Immigrants and native-born workers founded the American union movement to fight exploitation and abuse and to bring about improved working conditions and living standards for all working families. Today as well, many immigrant workers are fighting injustice and finding their voice at work by joining together into unions.

For immigrant workers, union membership is a powerful antidote to poverty and job insecurity. Union membership raises pay for immigrants and substantially increases the likelihood of access to health insurance and, hence, health care. Unions are also a buffer against workplace injustice. Immigrants are even more likely than native workers to face exploitation and discrimination at the hands of unscrupulous employers. With a union card, immigrant workers know they have rights and allies to champion these rights.

The bond that unites immigrants and unions is not a one-way street:

Immigrants enrich our movement too. The protections union membership provides for immigrants in turn builds a stronger, fairer and safer workplace for all workers. And immigrants are helping us expand our ranks and gain a stronger presence in new and growing sectors of the economy.

We are committed firmly to building bridges—and to tearing down walls within our own ranks. We will educate our members about the nation’s immigration system and the problems faced by newcomers. We will work to teach all our members the importance of solidarity and that our destinies as workers are intertwined regardless of immigration status or country of origin. 

Building Community Coalitions and Civic Participation

The most recent picture of our country, provided by the 2000 census, shows that—just as we are experiencing in our unions—immigrants are vital and growing parts of our communities throughout the country. And, in increasing numbers, immigrants and their sons and daughters are voting participants in our democracy. The AFL-CIO will increase the vigor and the reach of our participation in community coalition-building on immigrant issues with meetings and forums on the importance of full workplace and civic participation. With our partners in the faith-based, civil rights and immigrant advocate communities, we will work to increase public understanding of the contribution of immigrants in these communities and to generate political responsiveness to the needs of immigrants locally and nationally. We will continue to find public forums to advance civic integration and political participation. 

Implementation of Immigration Law

At the same time, the promise of legalization is only real when the agency administering the program has the staff and resources necessary to process applications and provide other benefits in a fair and efficient manner. The failure of our current immigration system to promptly process immigration applications is one reason for undocumented immigration. As well, some family and country categories are so oversubscribed that family members must wait for more than a decade to join loved ones. All immigrant services and applications, whether for visas, work authorization or citizenship, should be processed efficiently and expeditiously. Congress should ensure that all immigration functions are funded adequately.

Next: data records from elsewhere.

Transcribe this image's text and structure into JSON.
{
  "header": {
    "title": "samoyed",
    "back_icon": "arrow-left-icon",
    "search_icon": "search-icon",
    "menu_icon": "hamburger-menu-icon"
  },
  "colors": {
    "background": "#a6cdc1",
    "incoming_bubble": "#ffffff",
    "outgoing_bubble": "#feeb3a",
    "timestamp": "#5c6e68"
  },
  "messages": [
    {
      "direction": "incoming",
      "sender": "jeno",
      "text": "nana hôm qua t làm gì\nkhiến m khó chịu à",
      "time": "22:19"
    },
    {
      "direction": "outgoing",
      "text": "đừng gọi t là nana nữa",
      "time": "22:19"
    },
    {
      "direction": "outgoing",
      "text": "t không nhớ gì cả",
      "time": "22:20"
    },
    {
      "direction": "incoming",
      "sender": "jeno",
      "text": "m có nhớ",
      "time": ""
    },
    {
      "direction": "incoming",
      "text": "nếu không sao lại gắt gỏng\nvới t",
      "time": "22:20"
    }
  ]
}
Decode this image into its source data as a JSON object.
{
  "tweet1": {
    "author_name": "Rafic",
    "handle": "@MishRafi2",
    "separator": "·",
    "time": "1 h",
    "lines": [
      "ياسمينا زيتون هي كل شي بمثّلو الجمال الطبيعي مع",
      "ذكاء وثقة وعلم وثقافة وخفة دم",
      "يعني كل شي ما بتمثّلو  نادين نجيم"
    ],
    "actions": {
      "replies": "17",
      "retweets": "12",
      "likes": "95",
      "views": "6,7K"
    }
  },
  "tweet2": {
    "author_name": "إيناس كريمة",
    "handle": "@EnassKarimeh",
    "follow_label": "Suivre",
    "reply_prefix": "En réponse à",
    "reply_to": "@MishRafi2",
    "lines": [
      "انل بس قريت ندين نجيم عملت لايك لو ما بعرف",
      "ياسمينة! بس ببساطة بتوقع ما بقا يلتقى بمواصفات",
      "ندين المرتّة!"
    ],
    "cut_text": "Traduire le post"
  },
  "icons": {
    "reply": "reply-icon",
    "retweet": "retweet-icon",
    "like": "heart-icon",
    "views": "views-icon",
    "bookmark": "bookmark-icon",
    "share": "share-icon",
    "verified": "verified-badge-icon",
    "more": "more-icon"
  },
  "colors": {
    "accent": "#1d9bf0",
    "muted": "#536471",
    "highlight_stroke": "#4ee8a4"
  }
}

Unions are playing an important role in bridging the gap between immigrant and nonimmigrant workers. We are uniquely situated to facilitate dialogue in our workplaces and our communities that we believe ultimately will lead to a stronger nation in which diversity is greeted with respect, not suspicion. Fairness and inclusion, not exclusion, will prove to be our strongest weapon against those who would tear our country apart.